It is by no means clear that any of those historic accomplishments would have been possible without the prolonged garrisoning of American soldiers in the Fulda Gap.
Republicans used to understand this. In early 1951 Dwight Eisenhower offered a deal to his rival for the Republican nomination: If Senator Taft, who had voted against the formation of NATO two years earlier, would lend support to the Atlantic Pact, then Eisenhower was willing to suspend his candidacy. It was only after Taft declined the proposal that Eisenhower resolved to enter the race and make transatlantic collective defense an axiomatic feature of Republican foreign policy.
And now, 70 years after the birth of NATO, the Republican primus inter pares, carrying the imprimatur of the American government, is signaling its desire to bow out of this grand accord and “come home.” Preoccupied with the material cost of global security commitments and disenchanted with the abiding obligations of leadership, Americans on the left and right might even be persuaded to go along with this surrender of America’s competitive advantage in a world of gathering peril.
The world has changed a great deal since Eisenhower’s day. But in fundamental ways, the laws of power remain unchanged.
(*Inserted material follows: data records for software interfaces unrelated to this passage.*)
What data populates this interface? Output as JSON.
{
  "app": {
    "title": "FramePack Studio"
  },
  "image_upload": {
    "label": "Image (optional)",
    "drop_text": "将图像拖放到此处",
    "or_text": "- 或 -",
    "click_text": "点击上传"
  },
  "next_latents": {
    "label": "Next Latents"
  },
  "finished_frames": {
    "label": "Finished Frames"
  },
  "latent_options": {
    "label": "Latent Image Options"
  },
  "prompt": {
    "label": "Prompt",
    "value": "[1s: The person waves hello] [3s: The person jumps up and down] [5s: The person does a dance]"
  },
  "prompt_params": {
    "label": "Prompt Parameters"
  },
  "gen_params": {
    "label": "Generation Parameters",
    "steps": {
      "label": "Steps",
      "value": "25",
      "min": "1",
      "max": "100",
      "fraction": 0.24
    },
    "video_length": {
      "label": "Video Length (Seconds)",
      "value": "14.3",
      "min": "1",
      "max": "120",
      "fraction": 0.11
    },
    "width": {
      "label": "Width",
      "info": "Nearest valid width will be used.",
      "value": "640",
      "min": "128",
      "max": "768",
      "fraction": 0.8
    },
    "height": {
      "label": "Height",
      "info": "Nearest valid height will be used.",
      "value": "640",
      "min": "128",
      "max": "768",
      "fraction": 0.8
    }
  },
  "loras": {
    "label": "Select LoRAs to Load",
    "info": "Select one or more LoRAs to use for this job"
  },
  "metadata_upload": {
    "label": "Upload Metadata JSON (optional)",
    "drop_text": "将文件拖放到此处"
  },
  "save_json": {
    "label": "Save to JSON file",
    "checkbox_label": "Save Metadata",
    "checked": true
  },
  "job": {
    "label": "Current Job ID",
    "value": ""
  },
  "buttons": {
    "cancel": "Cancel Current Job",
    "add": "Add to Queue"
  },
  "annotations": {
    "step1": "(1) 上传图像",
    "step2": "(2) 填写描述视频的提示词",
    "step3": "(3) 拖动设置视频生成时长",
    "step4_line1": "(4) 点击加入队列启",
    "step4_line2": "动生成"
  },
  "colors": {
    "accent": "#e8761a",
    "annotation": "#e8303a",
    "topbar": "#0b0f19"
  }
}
And a world without the Atlantic alliance fully armed—morally and materially—for the challenges to come will not be a world that enjoys its widespread peace and progress for much longer.